Are you dreading the holidays with your ADHDer?
Does the thought of spending time with friends and family scare the bejeebers out of you?
Well, if your ADHDer is anything like mine, then he (or she) is a handful at the best of times and I don’t blame you.
Like me, you probably also have- or have had- a dilemma with friends and family battling to deal with your ADHDer, or struggling to understand that ADHD is a disability. And if you medicate your ADHDer then you’ve probably also had flak for doing so. Maybe your parents or family members “…don’t believe in ADHD…” and don’t agree with how you are treating the condition. Perhaps you even have close family and friends whom you haven’t even told about your child’s ADHD- for whatever reason…
The holidays make all this a lot more difficult than usual.
As it is, a simple Sunday lunch with the family can be a nightmare for ADHDers and their parents. In the holidays- even if you do not actually go away- you will most likely be spending a lot of time with close friends and family over the silly-season, so you can multiply the nightmare comparison by a factor of 10, at least.
You’d think an ADHDer would thrive in this season of noise and colour and excitement, but what it really does is make them needier when it comes to their demand for immediate gratification- and it makes them come across as even more hyper and disruptive than usual. ADHDers battle socially. They don’t read social cues and they cannot read body language. The bright lights, colours, crowds and the pressure to meet holiday deadlines and interact socially, quickly sends an ADHDer’s brain into overload. And this is when they become difficult to handle even for people who love and understand him.
One of the first things that fall by the wayside when Christmas holidays start is the daily routine. You sleep late, eat later, eat “junk”, shop, gallivant, visit friends and family, and in some families you no longer medicate* your ADHDer.
ADHDers desperately need their routine and structure. When they can predict their day, and they know exactly what’s going to happen and when, they are a lot more relaxed- they do best when expectations are clear and obvious. Try to stick to some kind of routine, for the whole family’s sake! You could change your routine to suit a more relaxed holiday mode but do try and keep a structure that your ADHDer can see and anticipate. And perhaps start preparing your ADHDer for a slightly different set of expectations for when the holidays start and he’s no longer getting up for school.

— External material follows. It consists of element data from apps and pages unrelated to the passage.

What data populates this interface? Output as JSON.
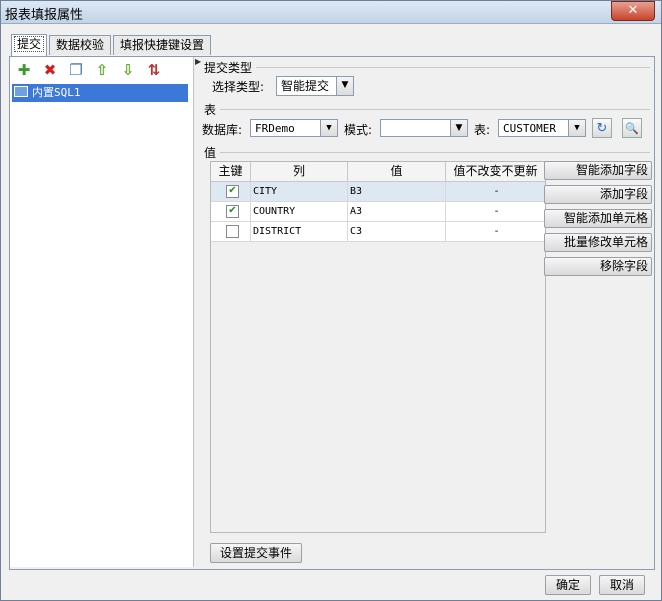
{
  "window": {
    "title": "报表填报属性",
    "close_symbol": "✕"
  },
  "tabs": [
    {
      "label": "提交",
      "active": true
    },
    {
      "label": "数据校验",
      "active": false
    },
    {
      "label": "填报快捷键设置",
      "active": false
    }
  ],
  "toolbar": {
    "icons": [
      "add-icon",
      "delete-icon",
      "copy-icon",
      "move-up-icon",
      "move-down-icon",
      "sort-icon"
    ],
    "glyphs": {
      "add": "✚",
      "delete": "✖",
      "copy": "❐",
      "up": "⇧",
      "down": "⇩",
      "sort": "⇅"
    }
  },
  "tree": {
    "items": [
      {
        "label": "内置SQL1",
        "selected": true
      }
    ]
  },
  "submit_type": {
    "section_title": "提交类型",
    "label": "选择类型:",
    "value": "智能提交"
  },
  "table_section": {
    "section_title": "表",
    "database_label": "数据库:",
    "database_value": "FRDemo",
    "schema_label": "模式:",
    "schema_value": "",
    "table_label": "表:",
    "table_value": "CUSTOMER",
    "refresh_glyph": "↻",
    "preview_glyph": "🔍"
  },
  "value_section": {
    "section_title": "值",
    "columns": [
      "主键",
      "列",
      "值",
      "值不改变不更新"
    ],
    "rows": [
      {
        "key": true,
        "column": "CITY",
        "value": "B3",
        "no_update": "-",
        "selected": true
      },
      {
        "key": true,
        "column": "COUNTRY",
        "value": "A3",
        "no_update": "-",
        "selected": false
      },
      {
        "key": false,
        "column": "DISTRICT",
        "value": "C3",
        "no_update": "-",
        "selected": false
      }
    ],
    "buttons": [
      "智能添加字段",
      "添加字段",
      "智能添加单元格",
      "批量修改单元格",
      "移除字段"
    ],
    "event_button": "设置提交事件"
  },
  "footer": {
    "ok": "确定",
    "cancel": "取消"
  },
  "colors": {
    "accent": "#3b78d8",
    "selected_row": "#dde8f3"
  }
}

Stick up a visible calendar to countdown things like the start of the holiday, the day you leave for granny’s house, Christmas day, New Years’ Eve and the day you leave to come home again- and take it with you on holiday!
Whatever else you do- try and do your best to stick to your plans. And as tempting as it is, try not to say yes to everything!
Have a look at previous holidays and try to avoid situations that have led to meltdowns before. It may mean avoiding certain situations or even ignoring some traditions- but you can make it work for your family. Make new traditions! Allow yourself to make decisions that others may not understand for the sake of having a holiday that’s memorable for the right reasons.
Just like when you’re preparing your ADHDer for the start of a new term or school year, involve him in planning the holiday. Imagine if you yourself were told that you’d be leaving on a 2 week holiday in the morning- the night before you left! You’d be more than a little fed up at not knowing about it wouldn’t you? Well, an ADHDer brain takes a little longer to process information like this, and even if you’ve told him several times you’re going away- don’t stop doing so until you can be sure he has grasped it. Talk about it every night at dinner and include your ADHDer in the packing process so that he retains the information.
And all through the holidays try to make sure that your ADHDer gets enough sleep and enough water!
Preparation for criticism
You may also want to prepare yourself for some criticism or even disapproval from friends or family- especially the people you ONLY see at Christmas time.
Keep in mind that these people do not know your ADHDer as well as you do, and the first time they see him, he’ll be in his element! He’ll be polite and amiable and even you’ll be surprised by how well he’s doing… the next time he sees these people they’ll be boring and he’ll be back to his “normal” self very quickly. Everyone will wonder why he’s such a handful today when yesterday he was “fine”!
And if people know your ADHDer is medicated, then they will most likely tell you that they don’t understand why he’s medicated since they can’t see a problem with him. You may want to gently remind them that they don’t “see” any problem BECAUSE he’s medicated!
At some point someone will ask how your ADHDer is doing at school, or when he’s going to start “big school”, and we all know school is a touchy subject. If you do not share as much about your ADHDer’s life with your family as I do- and believe me I know it takes a long time to reach this point– then you might want to prepare some “answers” for these questions, and perhaps even rehearse some subject-change-techniques!
The most important thing is that you and your ADHDer have a holiday filled with happy memories, and with enough preparation it CAN happen.
You may want to read these articles too for more tips and advice:
Surviving ADHD During the Christmas Holiday
*this is not something I agree with, but that’s another post